Now that health care reform has passed in Washington, despite opposition from the National Restaurant Association (NRA) and other business interests, quick-service operators across the country are trying to figure out how the bill will impact them.
But after a year of hyper-partisan legislative combat, many are confused about what is in the 1,990-page bill President Obama signed on March 23, and anxiety is running high.
“There’s an underlying fear about the unknown in the bill and how it’s going to affect us,” says Mike Stimola, CEO of Sandella’s Flatbread Café.
Stimola joins a throng of operators with lingering questions about the business ramifications of the Patient Protection and Affordable Care Act.
“What exactly is the burden to the business owners out there?” says Paul Mangiamele, CEO of Salsarita’s Fresh Cantina. “Will they be able to survive through the continued pressures on margins, sales, and retaining employees?”
Until these questions are answered, Mangiamele says, expect restaurants to buckle down, particularly in their hiring.
“People that would have been hired to start impacting the unemployment number now won’t be hired,” he says. “So they won’t get health care anyway because they won’t have a job.”
Such comments show that many business owners—indeed, many Americans—still don’t have a firm grasp on the health care reform, the product of an ugly legislative battle that divided the country along party lines.
The NRA opposed the final version of the bill, including a set of fixes adopted by Congress on March 25, largely because of a provision requiring businesses with more than 50 full-time workers to help cover health insurance or else pay a $2,000 per capita annual fee.
Exactly how heavy a burden the provision will be for restaurants remains unclear. For one thing, more than 90 percent of restaurants have 50 or fewer employees, according to 2007 census data. Also, Congress’ fixes include a 90-day waiting period before employers must pay up or pay out. Those that choose not to offer health insurance don’t have to pay a fine for their first 30 full-time employees, while businesses that do help with coverage will receive a 35 percent tax credit under the legislation.
One aspect of the bill the NRA supports requires chains of at least 20 units to post calorie counts for standard menu items.
“Consumers will get consistent nutrition information in most chain restaurants, and restaurant companies won’t be burdened with a patchwork of conflicting laws in cities and states,” NRA president Dawn Sweeney wrote on the association’s blog.
The disclosure provision also requires restaurants to post a brief statement on daily calorie intake and to be able to provide information on carbohydrates, fat counts, cholesterol, sodium, and other nutritional data upon request.
While most operators are taking a wait-and-see approach to the bill, some are already factoring it into day-to-day operations. Harry Stafford, who runs 13 Popeyes stores in the Houston market, says the bill contributed to his decision to close three low-performing stores.

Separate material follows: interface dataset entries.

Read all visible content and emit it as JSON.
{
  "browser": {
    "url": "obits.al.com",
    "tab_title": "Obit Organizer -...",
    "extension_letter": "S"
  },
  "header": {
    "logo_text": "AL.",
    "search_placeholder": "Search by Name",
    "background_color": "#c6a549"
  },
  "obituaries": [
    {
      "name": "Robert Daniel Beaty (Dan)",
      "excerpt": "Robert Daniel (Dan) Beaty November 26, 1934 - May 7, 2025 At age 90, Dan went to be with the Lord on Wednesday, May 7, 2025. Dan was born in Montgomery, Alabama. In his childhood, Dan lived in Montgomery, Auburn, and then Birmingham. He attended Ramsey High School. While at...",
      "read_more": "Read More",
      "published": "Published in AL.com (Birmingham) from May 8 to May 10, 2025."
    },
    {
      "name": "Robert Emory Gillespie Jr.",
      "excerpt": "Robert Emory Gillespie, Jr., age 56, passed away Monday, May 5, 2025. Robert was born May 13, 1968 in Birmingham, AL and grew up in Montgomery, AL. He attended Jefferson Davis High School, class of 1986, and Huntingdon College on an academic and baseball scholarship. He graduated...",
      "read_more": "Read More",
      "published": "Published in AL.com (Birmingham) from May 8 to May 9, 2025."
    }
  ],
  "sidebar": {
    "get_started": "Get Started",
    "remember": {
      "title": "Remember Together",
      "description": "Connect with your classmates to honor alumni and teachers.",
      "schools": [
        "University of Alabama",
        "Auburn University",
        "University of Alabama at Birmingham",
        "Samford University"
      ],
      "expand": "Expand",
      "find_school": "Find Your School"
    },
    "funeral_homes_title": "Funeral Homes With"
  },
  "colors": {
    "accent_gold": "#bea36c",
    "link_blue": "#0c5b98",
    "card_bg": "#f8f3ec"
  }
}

“This is really the straw that broke the camel’s back,” says Stafford, who estimates the closures will leave 45 people without jobs.
Stafford does not intend to offer his remaining employees health insurance. Paying the $2,000 per-employee fee is the cheaper route, he says, though it would cost him as much as 3.5 percent of gross income.
“It’s the worst thing that ever happened to us economically,” Stafford says of health care reform. “It immediately devalued our investment by millions of dollars.”
Such dire assessments notwithstanding, there is a minority that considers health care reform a positive for quick-service restaurants. Former operator Chris Muller predicts it will stabilize the sector’s notoriously transient workforce as employees show increased loyalty to jobs that keep them covered.
“This is a step toward a professional restaurant cadre, people who look at their jobs not just as something they are passing through,” says Muller, now the director of the Center for Multi-Unit Restaurant Management at the University of Central Florida.
From a macro perspective, the bill could also benefit restaurants if it ends up bending the health care “cost curve” over time, as the Obama administration says it will. The logic is simple, says New York–based industry analyst Clark Wolf: If people are spending less money on staying healthy, they will have more to spend on eating out.
“Smart restaurateurs and food professionals would want us to up what we spend on food and lower what we spend on medicine,” Wolf says.
The industry’s reservations about health care reform have less to do with smarts and more to do with fear of change. Bob Goldin, an analyst with Chicago-based market research firm Technomic, likens the backlash to health care reform to the “huge outrage” over another game changer, a three-phase minimum-wage hike Congress passed in 2007.
“There’s a tremendous amount of overreaction,” Goldin says. “There will be some costs associated with the bill, but they will live through it. I certainly don’t think the sky is falling.”
Despite the lack of consensus about the merits of health care reform, all agree the industry needs to become better acquainted with the nearly 2,000-page piece of legislation.
“Change is intimidating,” Mangiamele says. “It’s especially intimidating when we don’t understand the extent of it. Once we get ourselves up to speed and we understand what our obligations are, things will work themselves out.”
Want to get up to speed on health care reform? The National Restaurant Association has posted a Q&A on its Web site.